It would not be an exaggeration to describe the Navy’s rapid acquisition of unmanned systems as a “drone explosion” given the number of new surface, air and undersea platforms.
The Navy now has large, medium, and small undersea and surface drones at various stages of development. The platforms range from unmanned submarine-like systems such as the XLUUV, or Extra Large Unmanned Underwater Vehicle, to small mine-hunting, semi-autonomous undersea drones, to surface drone platforms such as the Unmanned Surface Vehicle-Medium. New technologies are quickly reshaping concepts of operation for warfare.
Maritime warfare is expected to be defined by breakthrough weapons and sensors with greater range, precision, and data-transmission capability. Unmanned systems, and cross-domain networking form are the basis for next-generation warfare. Unmanned systems can conduct clandestine surveillance and reconnaissance missions or function as nodes within a larger, multi-domain warfare network. Advanced algorithms allow much greater degrees of collective or collaborative autonomy such that groups of unmanned systems can now operate in tandem with one another and adjust in real-time to changing combat variables. The advent of improved unmanned systems also allows manned platforms to operate as motherships or host platforms performing command-and-control at standoff distances.
Given this, it comes as no surprise that the Navy just held a ribbon-cutting ceremony for the “first purpose-built and co-located facilities for unmanned maritime vehicle testing,” located at Naval Base Ventura County (NBVC), Calif.
“These facilities will be the focal point of Navy learning and experimentation on the capabilities, operations and sustainment of Unmanned Maritime Vehicle prototypes to inform future programs,” Capt. Pete Small, Program Manager, Unmanned Maritime Systems, said in a Navy report.
The facilities will accommodate testing, evaluation, and technology demonstration for Extra Large Unmanned Undersea Vehicle (XLUUV) and Unmanned Surface Vessel prototypes.
The intent of the new facility is to support the Navy’s Distributed Maritime Operations strategy. Unmanned systems can support the need for longer-range, more distributed, yet closely networked warfare.

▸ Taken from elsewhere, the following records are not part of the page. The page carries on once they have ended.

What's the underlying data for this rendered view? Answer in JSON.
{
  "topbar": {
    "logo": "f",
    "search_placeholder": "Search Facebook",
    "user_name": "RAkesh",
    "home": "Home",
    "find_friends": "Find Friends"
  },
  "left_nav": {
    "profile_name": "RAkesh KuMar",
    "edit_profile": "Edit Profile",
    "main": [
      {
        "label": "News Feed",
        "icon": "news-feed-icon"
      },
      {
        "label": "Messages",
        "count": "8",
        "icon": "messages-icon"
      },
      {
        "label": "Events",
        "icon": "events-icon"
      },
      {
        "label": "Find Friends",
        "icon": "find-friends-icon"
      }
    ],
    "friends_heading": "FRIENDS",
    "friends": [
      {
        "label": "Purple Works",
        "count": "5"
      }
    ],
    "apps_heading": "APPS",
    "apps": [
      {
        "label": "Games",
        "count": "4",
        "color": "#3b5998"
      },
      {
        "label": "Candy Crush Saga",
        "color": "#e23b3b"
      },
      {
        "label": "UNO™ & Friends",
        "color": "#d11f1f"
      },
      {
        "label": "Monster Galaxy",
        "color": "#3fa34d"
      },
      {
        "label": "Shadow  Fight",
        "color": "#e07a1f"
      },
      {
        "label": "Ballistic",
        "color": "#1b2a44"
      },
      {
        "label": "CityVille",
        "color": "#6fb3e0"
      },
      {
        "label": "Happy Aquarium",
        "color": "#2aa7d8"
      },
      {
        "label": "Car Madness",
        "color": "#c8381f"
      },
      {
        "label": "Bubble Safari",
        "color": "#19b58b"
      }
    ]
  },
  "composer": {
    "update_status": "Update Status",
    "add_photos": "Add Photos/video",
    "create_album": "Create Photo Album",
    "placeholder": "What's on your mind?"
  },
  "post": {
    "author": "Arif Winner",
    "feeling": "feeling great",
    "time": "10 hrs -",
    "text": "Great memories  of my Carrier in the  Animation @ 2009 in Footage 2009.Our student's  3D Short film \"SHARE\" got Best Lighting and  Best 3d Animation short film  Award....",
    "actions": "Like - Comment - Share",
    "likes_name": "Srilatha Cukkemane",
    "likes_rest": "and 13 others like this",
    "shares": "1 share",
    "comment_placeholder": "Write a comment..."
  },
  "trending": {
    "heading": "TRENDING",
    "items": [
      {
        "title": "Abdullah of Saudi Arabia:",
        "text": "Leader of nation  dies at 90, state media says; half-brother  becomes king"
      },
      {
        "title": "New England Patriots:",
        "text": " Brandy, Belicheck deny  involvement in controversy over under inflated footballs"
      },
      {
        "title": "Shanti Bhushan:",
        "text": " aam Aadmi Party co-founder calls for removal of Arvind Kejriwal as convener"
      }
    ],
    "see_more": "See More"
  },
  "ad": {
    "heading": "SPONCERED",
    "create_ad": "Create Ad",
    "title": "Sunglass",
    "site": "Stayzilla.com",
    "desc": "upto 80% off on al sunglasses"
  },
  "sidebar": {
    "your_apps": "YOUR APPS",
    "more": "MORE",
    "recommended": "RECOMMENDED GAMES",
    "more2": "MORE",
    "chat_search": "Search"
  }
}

In addition to five Orca XLUUV prototypes, NBVC Port Hueneme will eventually accommodate one Medium Unmanned Surface Vessel, two Sea Hunter Unmanned Surface Vessels, and four Overlord Unmanned Surface Vessel prototypes, the Navy said.
The four Overlord USV prototypes seem quite significant, as the Overlord (or Ghost Fleet) program has achieved breakthroughs in coordination and multi-domain data sharing for several years now. The concept is to extend the premise of “autonomy” beyond the operations of a single vessel to enable a coordinated, collective autonomy where unmanned systems share and analyze information and make course corrections as needed.
Small said that multi-domain connectivity, improved by unmanned systems, relies upon rapid and successful prototyping, testing and experimentation. Small has also discussed the importance of engineering the proper interfaces to support secure multi-domain connectivity. Much of this is accomplished through common IP protocol standards and a strategy referred to as “open architecture” intended to favor interoperability among otherwise disconnected platforms and enable rapid, seamless integration of new technologies as they emerge.
Kris Osborn is the defense editor for the National Interest. Osborn previously served at the Pentagon as a Highly Qualified Expert with the Office of the Assistant Secretary of the Army—Acquisition, Logistics & Technology. Osborn has also worked as an anchor and on-air military specialist at national TV networks. He has appeared as a guest military expert on Fox News, MSNBC, The Military Channel, and The History Channel. He also has a Master’s Degree in Comparative Literature from Columbia University.
Image: U.S. Navy Flickr.